-- Task requirements --
Where does the string "auth" appear? Copy every line of the entries below that holds it.

= Beginning of Section =

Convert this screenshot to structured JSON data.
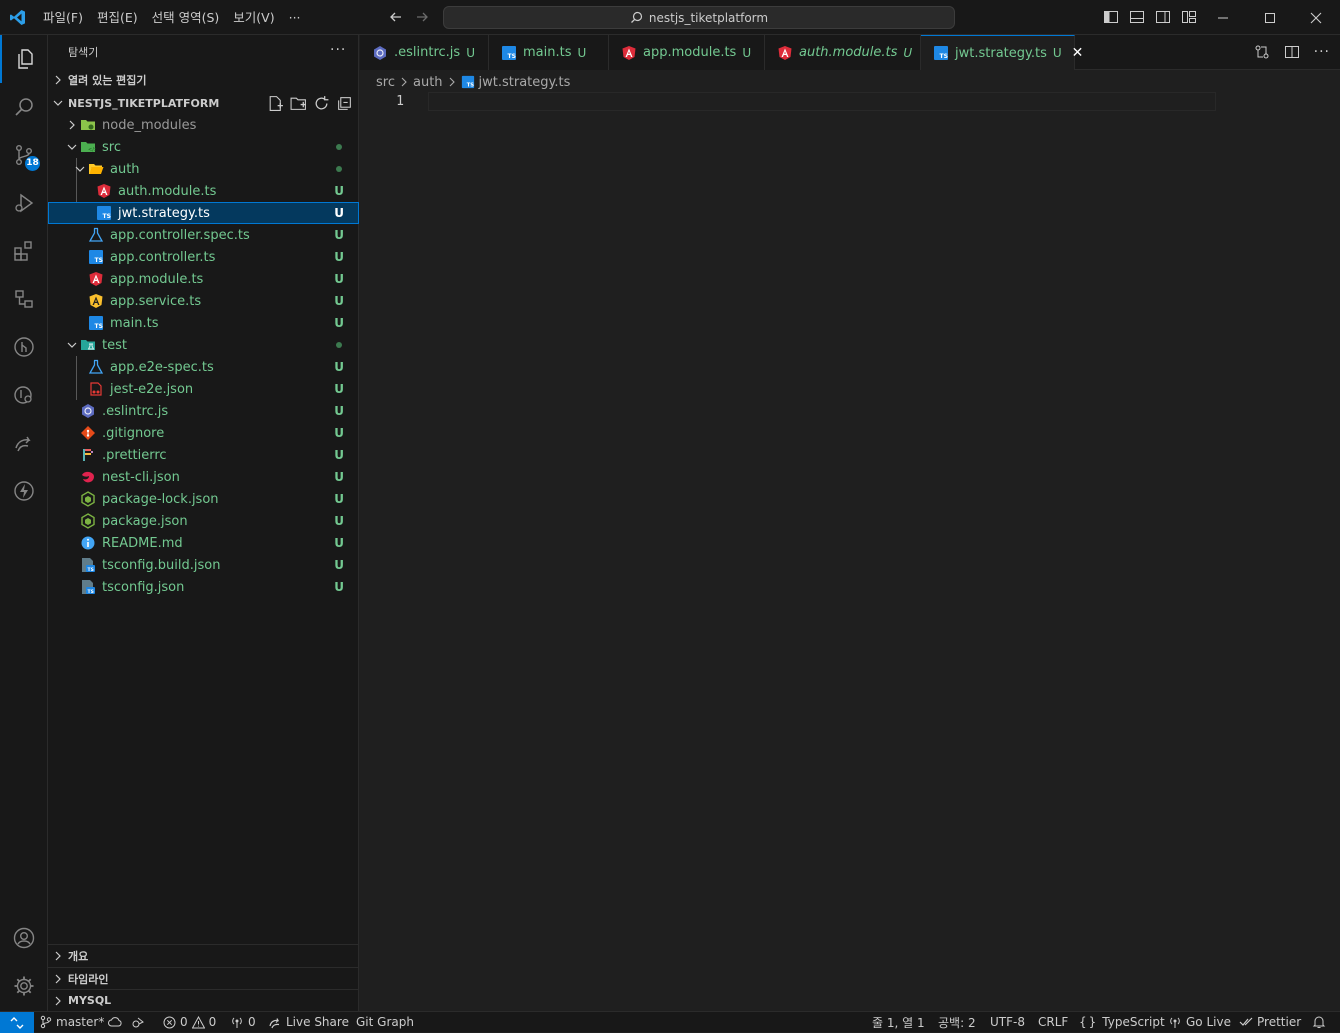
{
  "titlebar": {
    "menu": [
      "파일(F)",
      "편집(E)",
      "선택 영역(S)",
      "보기(V)",
      "···"
    ],
    "search_text": "nestjs_tiketplatform"
  },
  "activity": {
    "scm_badge": "18"
  },
  "sidebar": {
    "title": "탐색기",
    "more": "···",
    "open_editors": "열려 있는 편집기",
    "project": "NESTJS_TIKETPLATFORM",
    "items": [
      {
        "name": "node_modules",
        "status": ""
      },
      {
        "name": "src",
        "status": ""
      },
      {
        "name": "auth",
        "status": ""
      },
      {
        "name": "auth.module.ts",
        "status": "U"
      },
      {
        "name": "jwt.strategy.ts",
        "status": "U"
      },
      {
        "name": "app.controller.spec.ts",
        "status": "U"
      },
      {
        "name": "app.controller.ts",
        "status": "U"
      },
      {
        "name": "app.module.ts",
        "status": "U"
      },
      {
        "name": "app.service.ts",
        "status": "U"
      },
      {
        "name": "main.ts",
        "status": "U"
      },
      {
        "name": "test",
        "status": ""
      },
      {
        "name": "app.e2e-spec.ts",
        "status": "U"
      },
      {
        "name": "jest-e2e.json",
        "status": "U"
      },
      {
        "name": ".eslintrc.js",
        "status": "U"
      },
      {
        "name": ".gitignore",
        "status": "U"
      },
      {
        "name": ".prettierrc",
        "status": "U"
      },
      {
        "name": "nest-cli.json",
        "status": "U"
      },
      {
        "name": "package-lock.json",
        "status": "U"
      },
      {
        "name": "package.json",
        "status": "U"
      },
      {
        "name": "README.md",
        "status": "U"
      },
      {
        "name": "tsconfig.build.json",
        "status": "U"
      },
      {
        "name": "tsconfig.json",
        "status": "U"
      }
    ],
    "outline": "개요",
    "timeline": "타임라인",
    "mysql": "MYSQL"
  },
  "tabs": [
    {
      "label": ".eslintrc.js",
      "status": "U"
    },
    {
      "label": "main.ts",
      "status": "U"
    },
    {
      "label": "app.module.ts",
      "status": "U"
    },
    {
      "label": "auth.module.ts",
      "status": "U"
    },
    {
      "label": "jwt.strategy.ts",
      "status": "U",
      "close": "✕"
    }
  ],
  "breadcrumb": {
    "parts": [
      "src",
      "auth",
      "jwt.strategy.ts"
    ]
  },
  "editor": {
    "line_number": "1"
  },
  "statusbar": {
    "branch": "master*",
    "errors": "0",
    "warnings": "0",
    "ports": "0",
    "live_share": "Live Share",
    "git_graph": "Git Graph",
    "position": "줄 1, 열 1",
    "spaces": "공백: 2",
    "encoding": "UTF-8",
    "eol": "CRLF",
    "language_brace": "{}",
    "language": "TypeScript",
    "go_live": "Go Live",
    "prettier": "Prettier"
  },
  "colors": {
    "accent": "#0078d4",
    "untracked": "#73c991",
    "background": "#1f1f1f",
    "sidebar": "#181818"
  }
}
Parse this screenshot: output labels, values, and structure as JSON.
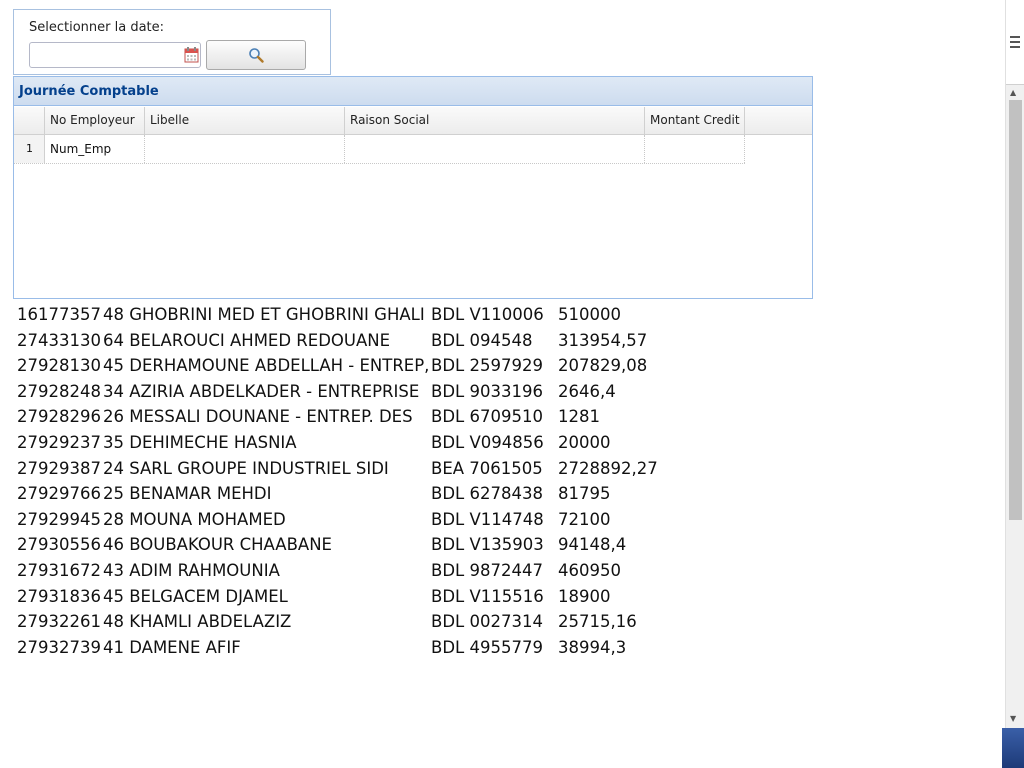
{
  "date_panel": {
    "label": "Selectionner la date:",
    "date_value": "",
    "calendar_icon": "calendar-icon",
    "search_icon": "magnifier-icon"
  },
  "grid": {
    "title": "Journée Comptable",
    "columns": [
      "No Employeur",
      "Libelle",
      "Raison Social",
      "Montant Credit"
    ],
    "rows": [
      {
        "num": "1",
        "no_employeur": "Num_Emp",
        "libelle": "",
        "raison_social": "",
        "montant_credit": ""
      }
    ]
  },
  "records": [
    {
      "code": "16177357",
      "name": "48 GHOBRINI MED ET GHOBRINI GHALI",
      "ref": "BDL V110006",
      "amount": "510000"
    },
    {
      "code": "27433130",
      "name": "64 BELAROUCI AHMED REDOUANE",
      "ref": "BDL 094548",
      "amount": "313954,57"
    },
    {
      "code": "27928130",
      "name": "45 DERHAMOUNE ABDELLAH - ENTREP,",
      "ref": "BDL 2597929",
      "amount": "207829,08"
    },
    {
      "code": "27928248",
      "name": "34 AZIRIA ABDELKADER - ENTREPRISE",
      "ref": "BDL 9033196",
      "amount": "2646,4"
    },
    {
      "code": "27928296",
      "name": "26 MESSALI DOUNANE - ENTREP. DES",
      "ref": "BDL 6709510",
      "amount": "1281"
    },
    {
      "code": "27929237",
      "name": "35 DEHIMECHE HASNIA",
      "ref": "BDL V094856",
      "amount": "20000"
    },
    {
      "code": "27929387",
      "name": "24 SARL GROUPE INDUSTRIEL SIDI",
      "ref": "BEA 7061505",
      "amount": "2728892,27"
    },
    {
      "code": "27929766",
      "name": "25 BENAMAR MEHDI",
      "ref": "BDL 6278438",
      "amount": "81795"
    },
    {
      "code": "27929945",
      "name": "28 MOUNA MOHAMED",
      "ref": "BDL V114748",
      "amount": "72100"
    },
    {
      "code": "27930556",
      "name": "46 BOUBAKOUR CHAABANE",
      "ref": "BDL V135903",
      "amount": "94148,4"
    },
    {
      "code": "27931672",
      "name": "43 ADIM RAHMOUNIA",
      "ref": "BDL 9872447",
      "amount": "460950"
    },
    {
      "code": "27931836",
      "name": "45 BELGACEM DJAMEL",
      "ref": "BDL V115516",
      "amount": "18900"
    },
    {
      "code": "27932261",
      "name": "48 KHAMLI ABDELAZIZ",
      "ref": "BDL 0027314",
      "amount": "25715,16"
    },
    {
      "code": "27932739",
      "name": "41 DAMENE AFIF",
      "ref": "BDL 4955779",
      "amount": "38994,3"
    }
  ],
  "colors": {
    "panel_border": "#99bce8",
    "title_text": "#04408c",
    "title_bg": "#dfe9f5"
  }
}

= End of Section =

-- Expected answer --
        "name": "auth",
        "name": "auth.module.ts",
      "label": "auth.module.ts",
      "auth",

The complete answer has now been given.